(Component data from apps and pages)
——————
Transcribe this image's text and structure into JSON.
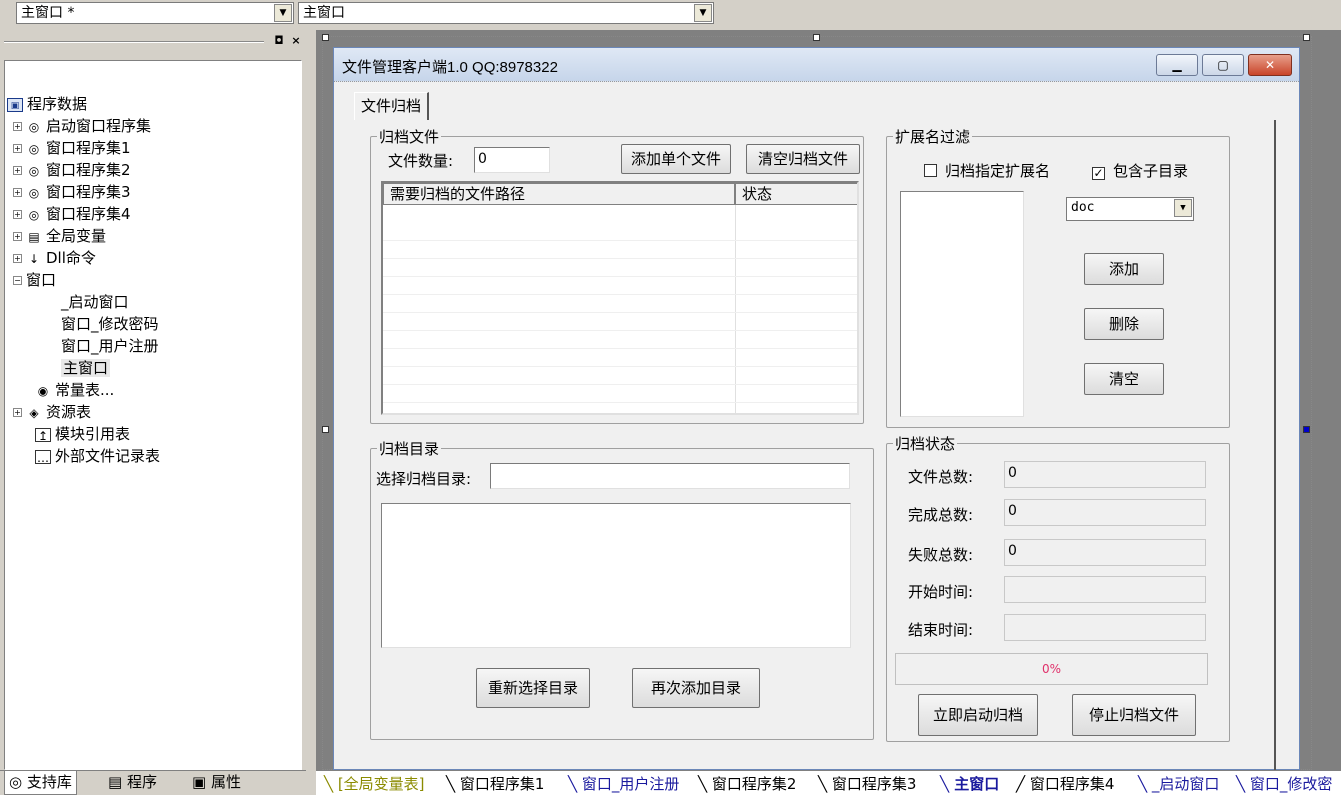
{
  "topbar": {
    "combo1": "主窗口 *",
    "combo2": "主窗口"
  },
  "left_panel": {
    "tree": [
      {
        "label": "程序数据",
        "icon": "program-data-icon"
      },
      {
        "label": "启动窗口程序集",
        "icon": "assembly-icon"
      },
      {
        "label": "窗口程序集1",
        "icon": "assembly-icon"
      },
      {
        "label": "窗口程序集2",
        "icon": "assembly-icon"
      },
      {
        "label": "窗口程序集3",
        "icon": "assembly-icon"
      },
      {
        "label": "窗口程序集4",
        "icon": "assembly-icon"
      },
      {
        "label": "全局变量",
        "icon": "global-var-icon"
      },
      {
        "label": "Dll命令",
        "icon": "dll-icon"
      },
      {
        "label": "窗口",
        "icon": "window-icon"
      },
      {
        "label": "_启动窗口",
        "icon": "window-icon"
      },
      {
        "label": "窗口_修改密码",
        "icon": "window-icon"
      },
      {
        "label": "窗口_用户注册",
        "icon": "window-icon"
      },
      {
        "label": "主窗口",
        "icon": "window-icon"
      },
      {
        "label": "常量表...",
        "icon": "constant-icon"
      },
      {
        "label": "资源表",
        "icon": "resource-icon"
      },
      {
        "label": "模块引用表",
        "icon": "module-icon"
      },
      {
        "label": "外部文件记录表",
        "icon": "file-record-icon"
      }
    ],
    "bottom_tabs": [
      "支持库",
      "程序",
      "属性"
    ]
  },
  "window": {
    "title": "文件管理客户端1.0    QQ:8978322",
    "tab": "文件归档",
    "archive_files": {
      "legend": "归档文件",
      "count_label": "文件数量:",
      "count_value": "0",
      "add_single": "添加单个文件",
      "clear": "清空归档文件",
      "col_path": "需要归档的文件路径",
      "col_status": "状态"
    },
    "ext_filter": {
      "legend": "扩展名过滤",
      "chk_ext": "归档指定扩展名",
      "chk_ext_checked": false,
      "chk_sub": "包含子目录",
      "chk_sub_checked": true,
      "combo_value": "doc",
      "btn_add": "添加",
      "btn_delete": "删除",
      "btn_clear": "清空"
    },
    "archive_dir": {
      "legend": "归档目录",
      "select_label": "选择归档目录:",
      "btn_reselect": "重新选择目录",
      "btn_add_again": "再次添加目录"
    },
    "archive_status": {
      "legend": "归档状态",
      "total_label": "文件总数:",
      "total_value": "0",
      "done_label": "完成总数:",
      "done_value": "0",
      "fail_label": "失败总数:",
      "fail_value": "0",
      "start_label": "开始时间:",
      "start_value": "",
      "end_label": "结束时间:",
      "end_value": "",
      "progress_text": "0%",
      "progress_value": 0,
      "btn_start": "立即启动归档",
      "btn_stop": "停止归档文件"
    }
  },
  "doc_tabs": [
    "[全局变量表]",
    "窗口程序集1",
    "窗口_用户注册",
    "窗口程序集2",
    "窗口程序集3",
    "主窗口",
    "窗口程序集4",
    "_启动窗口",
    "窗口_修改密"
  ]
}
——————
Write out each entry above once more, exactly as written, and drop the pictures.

ANSWER:
Transcribe this image's text and structure into JSON.
{
  "topbar": {
    "combo1": "主窗口 *",
    "combo2": "主窗口"
  },
  "left_panel": {
    "tree": [
      {
        "label": "程序数据",
        "icon": "program-data-icon"
      },
      {
        "label": "启动窗口程序集",
        "icon": "assembly-icon"
      },
      {
        "label": "窗口程序集1",
        "icon": "assembly-icon"
      },
      {
        "label": "窗口程序集2",
        "icon": "assembly-icon"
      },
      {
        "label": "窗口程序集3",
        "icon": "assembly-icon"
      },
      {
        "label": "窗口程序集4",
        "icon": "assembly-icon"
      },
      {
        "label": "全局变量",
        "icon": "global-var-icon"
      },
      {
        "label": "Dll命令",
        "icon": "dll-icon"
      },
      {
        "label": "窗口",
        "icon": "window-icon"
      },
      {
        "label": "_启动窗口",
        "icon": "window-icon"
      },
      {
        "label": "窗口_修改密码",
        "icon": "window-icon"
      },
      {
        "label": "窗口_用户注册",
        "icon": "window-icon"
      },
      {
        "label": "主窗口",
        "icon": "window-icon"
      },
      {
        "label": "常量表...",
        "icon": "constant-icon"
      },
      {
        "label": "资源表",
        "icon": "resource-icon"
      },
      {
        "label": "模块引用表",
        "icon": "module-icon"
      },
      {
        "label": "外部文件记录表",
        "icon": "file-record-icon"
      }
    ],
    "bottom_tabs": [
      "支持库",
      "程序",
      "属性"
    ]
  },
  "window": {
    "title": "文件管理客户端1.0    QQ:8978322",
    "tab": "文件归档",
    "archive_files": {
      "legend": "归档文件",
      "count_label": "文件数量:",
      "count_value": "0",
      "add_single": "添加单个文件",
      "clear": "清空归档文件",
      "col_path": "需要归档的文件路径",
      "col_status": "状态"
    },
    "ext_filter": {
      "legend": "扩展名过滤",
      "chk_ext": "归档指定扩展名",
      "chk_ext_checked": false,
      "chk_sub": "包含子目录",
      "chk_sub_checked": true,
      "combo_value": "doc",
      "btn_add": "添加",
      "btn_delete": "删除",
      "btn_clear": "清空"
    },
    "archive_dir": {
      "legend": "归档目录",
      "select_label": "选择归档目录:",
      "btn_reselect": "重新选择目录",
      "btn_add_again": "再次添加目录"
    },
    "archive_status": {
      "legend": "归档状态",
      "total_label": "文件总数:",
      "total_value": "0",
      "done_label": "完成总数:",
      "done_value": "0",
      "fail_label": "失败总数:",
      "fail_value": "0",
      "start_label": "开始时间:",
      "start_value": "",
      "end_label": "结束时间:",
      "end_value": "",
      "progress_text": "0%",
      "progress_value": 0,
      "btn_start": "立即启动归档",
      "btn_stop": "停止归档文件"
    }
  },
  "doc_tabs": [
    "[全局变量表]",
    "窗口程序集1",
    "窗口_用户注册",
    "窗口程序集2",
    "窗口程序集3",
    "主窗口",
    "窗口程序集4",
    "_启动窗口",
    "窗口_修改密"
  ]
}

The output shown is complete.